The records below:

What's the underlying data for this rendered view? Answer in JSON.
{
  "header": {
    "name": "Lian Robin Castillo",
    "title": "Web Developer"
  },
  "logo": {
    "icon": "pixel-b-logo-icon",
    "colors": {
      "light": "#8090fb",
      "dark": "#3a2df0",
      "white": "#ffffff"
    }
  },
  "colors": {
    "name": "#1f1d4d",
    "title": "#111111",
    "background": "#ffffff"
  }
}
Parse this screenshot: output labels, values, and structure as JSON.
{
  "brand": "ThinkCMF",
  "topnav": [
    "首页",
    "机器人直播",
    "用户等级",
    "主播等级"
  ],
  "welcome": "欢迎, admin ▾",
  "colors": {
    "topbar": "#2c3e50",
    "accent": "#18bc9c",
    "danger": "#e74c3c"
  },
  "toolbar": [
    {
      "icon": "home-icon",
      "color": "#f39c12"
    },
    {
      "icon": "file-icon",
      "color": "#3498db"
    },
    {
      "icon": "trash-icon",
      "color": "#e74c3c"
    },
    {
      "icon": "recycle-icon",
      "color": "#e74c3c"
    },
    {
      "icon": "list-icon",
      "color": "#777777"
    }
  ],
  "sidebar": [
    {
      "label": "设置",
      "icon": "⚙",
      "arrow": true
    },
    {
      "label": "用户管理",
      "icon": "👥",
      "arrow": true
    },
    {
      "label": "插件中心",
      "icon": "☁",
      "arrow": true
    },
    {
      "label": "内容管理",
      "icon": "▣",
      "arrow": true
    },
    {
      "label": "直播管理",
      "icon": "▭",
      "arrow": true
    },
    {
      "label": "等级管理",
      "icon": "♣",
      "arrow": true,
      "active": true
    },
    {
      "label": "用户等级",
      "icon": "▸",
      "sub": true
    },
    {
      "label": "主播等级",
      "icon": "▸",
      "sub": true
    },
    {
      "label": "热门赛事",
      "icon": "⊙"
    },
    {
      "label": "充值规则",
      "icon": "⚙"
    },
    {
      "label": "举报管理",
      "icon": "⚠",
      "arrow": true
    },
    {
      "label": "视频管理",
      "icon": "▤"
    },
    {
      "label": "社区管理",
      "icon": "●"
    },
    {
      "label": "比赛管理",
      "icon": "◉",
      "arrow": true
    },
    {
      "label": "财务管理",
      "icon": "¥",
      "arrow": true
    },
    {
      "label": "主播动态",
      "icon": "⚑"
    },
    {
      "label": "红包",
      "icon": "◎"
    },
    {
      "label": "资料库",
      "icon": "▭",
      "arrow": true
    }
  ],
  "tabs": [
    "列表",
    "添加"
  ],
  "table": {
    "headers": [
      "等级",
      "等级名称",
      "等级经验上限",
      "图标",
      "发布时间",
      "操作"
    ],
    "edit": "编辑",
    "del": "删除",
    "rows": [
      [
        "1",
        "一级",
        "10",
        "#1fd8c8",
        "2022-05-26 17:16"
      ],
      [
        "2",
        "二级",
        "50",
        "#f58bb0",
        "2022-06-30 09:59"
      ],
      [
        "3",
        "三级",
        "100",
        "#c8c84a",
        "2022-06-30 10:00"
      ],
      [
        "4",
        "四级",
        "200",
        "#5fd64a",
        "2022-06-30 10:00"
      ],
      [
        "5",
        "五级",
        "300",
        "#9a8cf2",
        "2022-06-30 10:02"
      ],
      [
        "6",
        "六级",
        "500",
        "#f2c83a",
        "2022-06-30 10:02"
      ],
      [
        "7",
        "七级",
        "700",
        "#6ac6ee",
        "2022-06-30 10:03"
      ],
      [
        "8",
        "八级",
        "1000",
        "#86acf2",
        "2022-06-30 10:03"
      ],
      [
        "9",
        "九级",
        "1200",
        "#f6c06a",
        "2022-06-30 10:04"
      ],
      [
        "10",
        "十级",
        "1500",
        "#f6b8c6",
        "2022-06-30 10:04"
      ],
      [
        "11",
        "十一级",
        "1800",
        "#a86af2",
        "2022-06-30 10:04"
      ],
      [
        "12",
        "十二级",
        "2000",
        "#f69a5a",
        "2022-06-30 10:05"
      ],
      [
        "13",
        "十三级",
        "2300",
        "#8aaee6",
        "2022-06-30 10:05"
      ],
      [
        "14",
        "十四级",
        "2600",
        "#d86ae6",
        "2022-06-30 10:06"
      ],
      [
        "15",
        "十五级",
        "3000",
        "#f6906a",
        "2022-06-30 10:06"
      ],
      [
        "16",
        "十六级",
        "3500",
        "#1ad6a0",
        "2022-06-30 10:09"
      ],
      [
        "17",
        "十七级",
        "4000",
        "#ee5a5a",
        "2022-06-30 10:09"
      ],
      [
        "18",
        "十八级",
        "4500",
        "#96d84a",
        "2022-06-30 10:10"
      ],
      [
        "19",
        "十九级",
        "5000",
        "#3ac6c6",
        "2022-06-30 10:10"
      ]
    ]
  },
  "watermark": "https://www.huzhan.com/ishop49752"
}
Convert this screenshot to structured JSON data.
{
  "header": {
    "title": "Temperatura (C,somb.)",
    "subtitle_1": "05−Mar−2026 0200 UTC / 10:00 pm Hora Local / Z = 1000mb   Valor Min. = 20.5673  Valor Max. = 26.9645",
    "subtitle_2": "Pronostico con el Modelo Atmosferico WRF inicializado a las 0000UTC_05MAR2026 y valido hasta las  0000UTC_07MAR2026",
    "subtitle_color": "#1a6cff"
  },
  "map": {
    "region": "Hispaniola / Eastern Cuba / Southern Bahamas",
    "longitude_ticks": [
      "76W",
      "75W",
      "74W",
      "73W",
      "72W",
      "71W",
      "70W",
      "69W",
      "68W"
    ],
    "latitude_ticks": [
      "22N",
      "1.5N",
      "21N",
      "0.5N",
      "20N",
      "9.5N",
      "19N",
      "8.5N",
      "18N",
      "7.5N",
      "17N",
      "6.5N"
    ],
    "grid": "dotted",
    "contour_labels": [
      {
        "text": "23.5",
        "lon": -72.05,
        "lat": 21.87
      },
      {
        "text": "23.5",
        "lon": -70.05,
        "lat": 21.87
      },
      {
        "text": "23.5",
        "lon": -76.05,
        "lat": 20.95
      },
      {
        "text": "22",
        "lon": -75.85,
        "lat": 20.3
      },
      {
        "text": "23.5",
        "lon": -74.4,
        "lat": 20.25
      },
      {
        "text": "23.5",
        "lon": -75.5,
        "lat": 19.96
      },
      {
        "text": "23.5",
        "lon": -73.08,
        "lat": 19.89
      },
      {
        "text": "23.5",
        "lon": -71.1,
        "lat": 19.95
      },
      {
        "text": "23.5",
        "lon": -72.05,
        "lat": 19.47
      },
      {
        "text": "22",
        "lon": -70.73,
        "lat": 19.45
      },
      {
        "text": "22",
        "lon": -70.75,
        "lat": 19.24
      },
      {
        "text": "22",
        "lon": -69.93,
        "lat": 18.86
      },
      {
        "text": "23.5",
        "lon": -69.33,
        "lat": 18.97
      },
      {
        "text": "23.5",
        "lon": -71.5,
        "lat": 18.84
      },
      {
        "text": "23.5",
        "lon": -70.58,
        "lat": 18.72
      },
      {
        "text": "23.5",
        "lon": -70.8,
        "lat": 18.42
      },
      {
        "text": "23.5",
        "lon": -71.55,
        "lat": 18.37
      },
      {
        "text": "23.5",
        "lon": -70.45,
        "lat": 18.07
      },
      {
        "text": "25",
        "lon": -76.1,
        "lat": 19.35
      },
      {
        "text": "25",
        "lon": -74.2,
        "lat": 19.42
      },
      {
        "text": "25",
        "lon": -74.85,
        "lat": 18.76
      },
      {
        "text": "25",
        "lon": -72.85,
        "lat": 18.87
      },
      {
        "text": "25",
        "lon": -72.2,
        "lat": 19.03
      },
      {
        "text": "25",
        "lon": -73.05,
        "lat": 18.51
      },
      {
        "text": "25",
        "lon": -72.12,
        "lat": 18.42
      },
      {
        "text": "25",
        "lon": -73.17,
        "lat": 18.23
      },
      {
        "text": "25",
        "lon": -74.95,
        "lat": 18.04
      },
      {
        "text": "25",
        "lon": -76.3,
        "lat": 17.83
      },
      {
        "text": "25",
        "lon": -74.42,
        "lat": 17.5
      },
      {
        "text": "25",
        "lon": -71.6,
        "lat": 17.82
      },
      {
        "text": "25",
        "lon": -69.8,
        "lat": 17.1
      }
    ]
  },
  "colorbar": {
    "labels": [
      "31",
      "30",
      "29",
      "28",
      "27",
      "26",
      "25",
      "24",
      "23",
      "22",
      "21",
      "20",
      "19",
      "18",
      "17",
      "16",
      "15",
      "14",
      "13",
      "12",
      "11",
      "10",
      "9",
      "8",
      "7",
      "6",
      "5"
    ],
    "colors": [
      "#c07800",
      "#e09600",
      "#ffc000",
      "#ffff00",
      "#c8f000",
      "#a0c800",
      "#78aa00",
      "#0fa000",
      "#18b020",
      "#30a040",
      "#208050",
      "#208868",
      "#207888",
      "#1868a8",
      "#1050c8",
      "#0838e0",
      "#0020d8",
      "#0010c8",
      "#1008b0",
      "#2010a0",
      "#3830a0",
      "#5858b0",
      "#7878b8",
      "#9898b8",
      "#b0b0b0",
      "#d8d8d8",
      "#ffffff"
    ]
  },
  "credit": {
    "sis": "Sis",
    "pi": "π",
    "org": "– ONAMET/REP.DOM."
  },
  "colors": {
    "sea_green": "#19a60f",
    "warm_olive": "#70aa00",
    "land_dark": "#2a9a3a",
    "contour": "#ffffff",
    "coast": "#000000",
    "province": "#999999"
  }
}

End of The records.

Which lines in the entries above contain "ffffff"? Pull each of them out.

Task response.
      "white": "#ffffff"
    "background": "#ffffff"
      "#ffffff"
    "contour": "#ffffff",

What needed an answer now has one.